## What is being asked
Report every line below that has the string "name" in it.

## Data about app and page elements
+-------+
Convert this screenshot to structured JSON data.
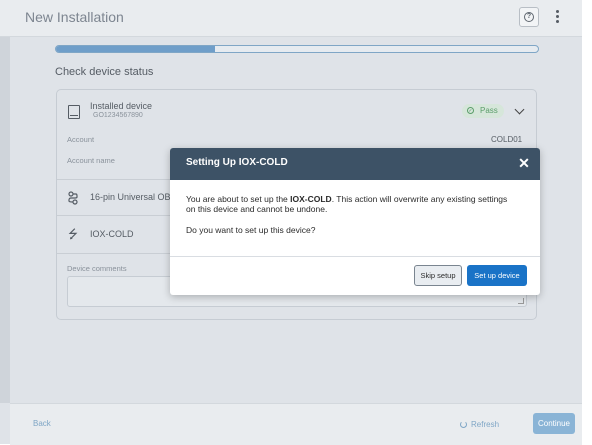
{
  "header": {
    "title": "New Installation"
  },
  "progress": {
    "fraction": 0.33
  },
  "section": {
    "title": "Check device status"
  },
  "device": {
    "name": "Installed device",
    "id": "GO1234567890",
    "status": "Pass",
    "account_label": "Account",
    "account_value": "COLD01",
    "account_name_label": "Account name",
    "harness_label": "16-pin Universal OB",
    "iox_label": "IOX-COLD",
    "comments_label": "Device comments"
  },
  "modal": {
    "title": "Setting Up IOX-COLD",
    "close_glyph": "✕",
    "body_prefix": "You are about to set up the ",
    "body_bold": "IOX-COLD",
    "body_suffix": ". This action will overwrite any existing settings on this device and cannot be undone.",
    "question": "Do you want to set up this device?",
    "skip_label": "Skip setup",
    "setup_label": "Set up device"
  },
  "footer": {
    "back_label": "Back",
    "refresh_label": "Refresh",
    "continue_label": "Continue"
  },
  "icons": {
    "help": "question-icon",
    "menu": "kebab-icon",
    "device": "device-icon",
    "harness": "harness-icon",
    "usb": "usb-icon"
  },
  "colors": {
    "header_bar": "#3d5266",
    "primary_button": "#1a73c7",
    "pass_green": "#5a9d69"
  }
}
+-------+
## Answer for the task
    "name": "Installed device",
    "account_name_label": "Account name",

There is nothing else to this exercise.